So as you might guess, a lot of this book sees Harry and ol’ Dum-Dum trying to unravel the mystery of Voldemort’s past, and what it might reveal about his current whereabouts. You would think this would come off as narratively stagnant and expository, but for the most part it doesn’t. This is because Harry often has to go to great lengths to retrieve the memories that will help him fulfill the prophecy laid down in the previous book that he must go head-to-head against Voldemort. The book also sees Harry spending lots of time with the series’ on-again-off-again villain Severus Snape, who provides perhaps the most shocking ending of any Harry Potter book. Oh, and also there’s a bunch of teen drama that’s not super compelling, but oh well.
As you’ve probably noticed, I’ve tried to steer clear of spoiler territory. Possibly because I enjoyed being able to read these monumentally popular stories that hadn’t been spoiled for me, and I guess this is my way of paying it forward to the internet at large. And though I’m in the camp of people who prefer the earlier books over the later ones, I would say Harry Potter and the Deathly Hallows does a very good job of following through on every thing that had been established and set up in the previous books. It also has the added bonus of feeling a bit more fresh than the books that preceded it, since the majority of it doesn’t take place at Hogwarts. Instead, we mainly get our core trio of characters – Harry, Ron, and Hermione – hiding out in the woods as Voldemort and the Death Eaters have all but taken over Wizard society, while Harry must find the Horcruxes keeping Voldemort alive, and destroy them and (Voldemort) once and for all.
J.K. Rowling imbues a lot of these books (and their titular character) with a kind of purity and penchant for doing the right thing. The Deathly Hallows aims to tear a lot of this down. We learn both that some of the more heroic characters in the series aren’t all that heroic, and that some of the more villainous ones aren’t all that villainous. It’s a bold move, but also one that isn’t all that surprising considering the more sinister tone of the later books. It also seems like a fitting (if somewhat bleak) way to leave its readers, as I imagine the kids who first discovered these books were nearly adults by the time this seventh and final book was released, and so it deals with the more adult realities of compromise, betrayal, and death.
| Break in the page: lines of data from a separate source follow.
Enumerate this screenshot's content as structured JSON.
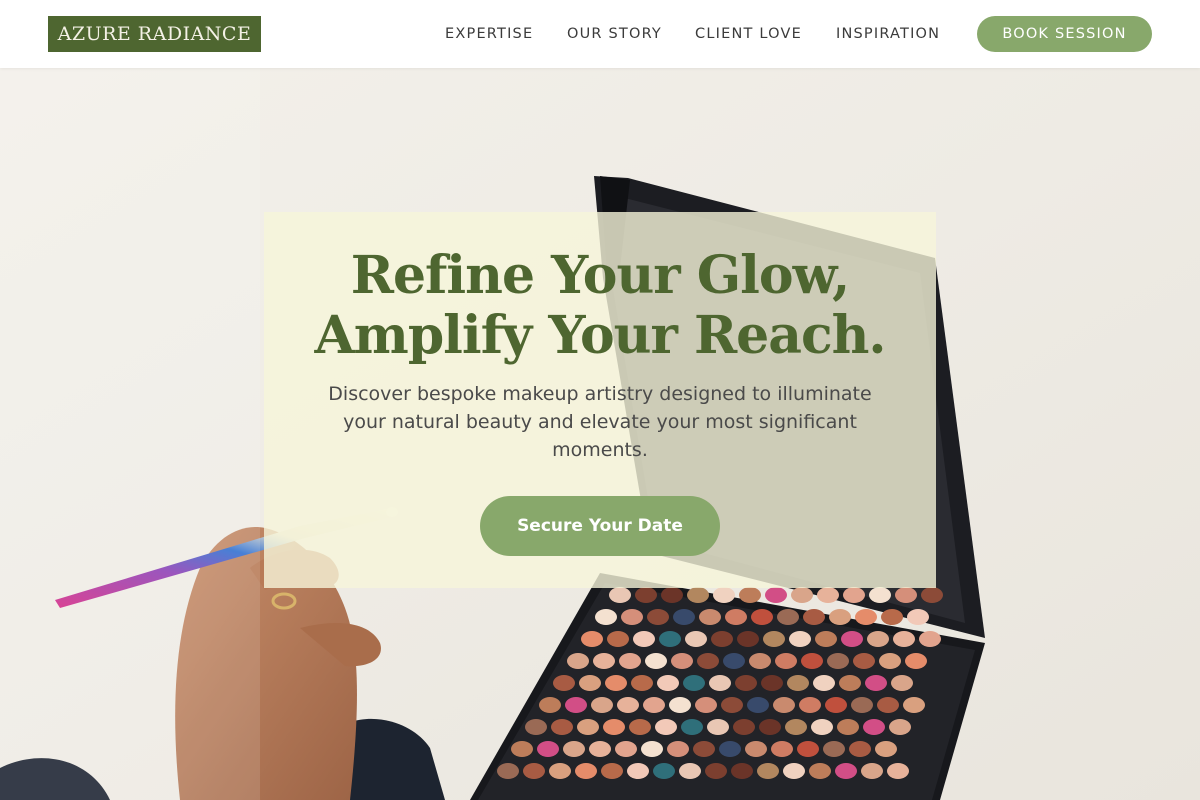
{
  "header": {
    "logo": "AZURE RADIANCE",
    "nav": {
      "expertise": "EXPERTISE",
      "story": "OUR STORY",
      "client_love": "CLIENT LOVE",
      "inspiration": "INSPIRATION"
    },
    "book_button": "BOOK SESSION"
  },
  "hero": {
    "title_line1": "Refine Your Glow,",
    "title_line2": "Amplify Your Reach.",
    "subtitle": "Discover bespoke makeup artistry designed to illuminate your natural beauty and elevate your most significant moments.",
    "cta": "Secure Your Date"
  },
  "colors": {
    "brand_green": "#4e6630",
    "accent_green": "#88a86b",
    "card_cream": "#f6f5da"
  },
  "hero_image": {
    "subject": "hand-holding-makeup-brush-over-eyeshadow-palette"
  }
}
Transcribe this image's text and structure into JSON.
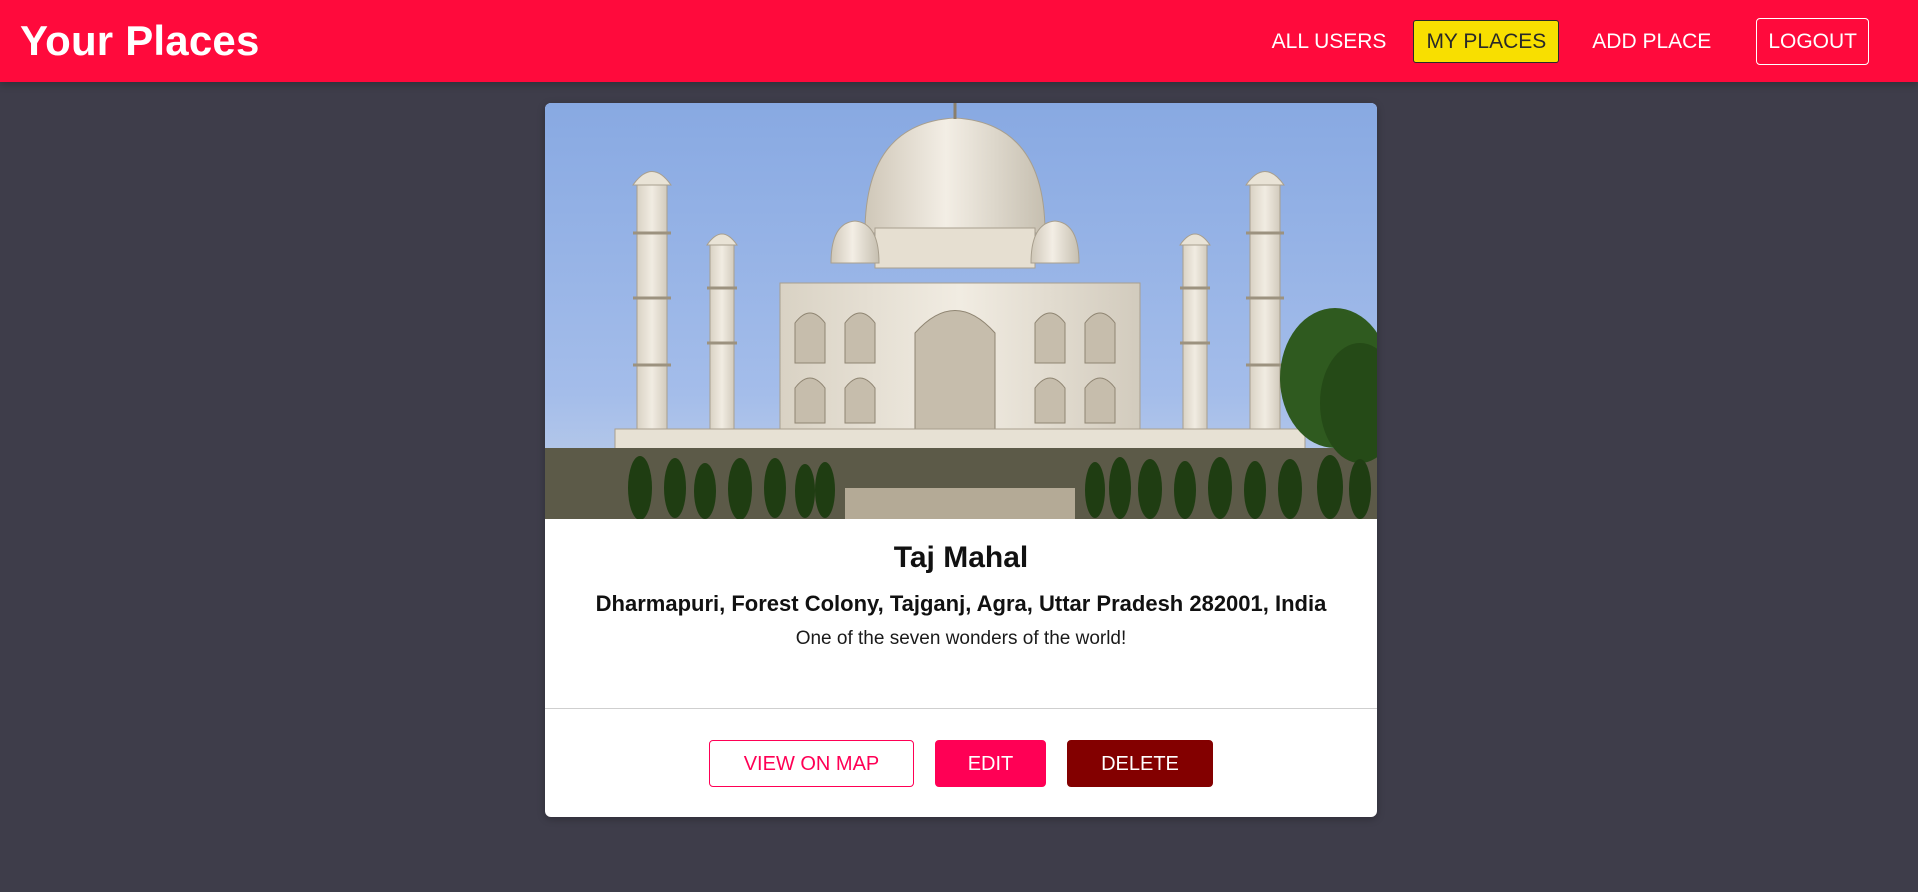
{
  "header": {
    "brand": "Your Places",
    "nav": {
      "all_users": "ALL USERS",
      "my_places": "MY PLACES",
      "add_place": "ADD PLACE",
      "logout": "LOGOUT"
    },
    "active_nav": "my_places"
  },
  "place": {
    "image_alt": "Taj Mahal",
    "title": "Taj Mahal",
    "address": "Dharmapuri, Forest Colony, Tajganj, Agra, Uttar Pradesh 282001, India",
    "description": "One of the seven wonders of the world!"
  },
  "actions": {
    "view_on_map": "VIEW ON MAP",
    "edit": "EDIT",
    "delete": "DELETE"
  },
  "colors": {
    "header_bg": "#ff0a3c",
    "page_bg": "#3e3d4a",
    "active_nav_bg": "#f8df00",
    "primary": "#ff0055",
    "danger": "#830000"
  }
}
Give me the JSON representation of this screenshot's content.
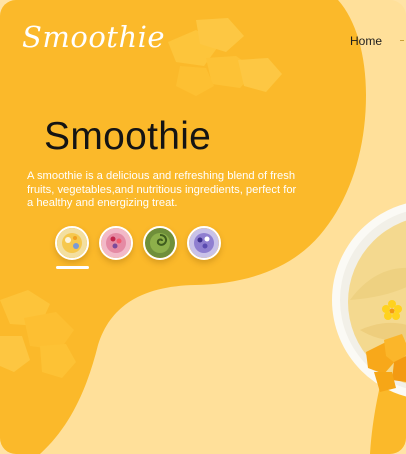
{
  "header": {
    "logo_text": "Smoothie",
    "nav": {
      "home_label": "Home"
    }
  },
  "hero": {
    "title": "Smoothie",
    "description": "A smoothie is a delicious and refreshing blend of fresh fruits, vegetables,and nutritious ingredients, perfect for a healthy and energizing treat."
  },
  "thumbnails": [
    {
      "name": "mango-smoothie-bowl",
      "selected": true
    },
    {
      "name": "berry-smoothie-bowl",
      "selected": false
    },
    {
      "name": "green-smoothie-bowl",
      "selected": false
    },
    {
      "name": "blueberry-smoothie-bowl",
      "selected": false
    }
  ],
  "colors": {
    "accent": "#fbb92a",
    "background_light": "#ffe09a",
    "text_dark": "#141414",
    "text_light": "#ffffff"
  }
}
As I stated, this is a monumentally popular series, and so I’m sure there are thousands (maybe millions) of people capable of giving a more thoughtful or informed take on this series. I probably got even a few things wrong, but I’m not going to fact-check them (sorry). Instead, I’ll just leave you by saying that overall I enjoyed reading this series, even though it is far from perfect. But what it did well, it clearly did well enough to make it a ubiquitous piece of modern youthhood. I don’t know if it’ll continue to stay in the public consciousness of young people everywhere, but considering how much I was able to get out of reading these books that I have a pretty low level of nostalgia for, I’d say it’ll be some time before these books truly disapparate from the public consciousness.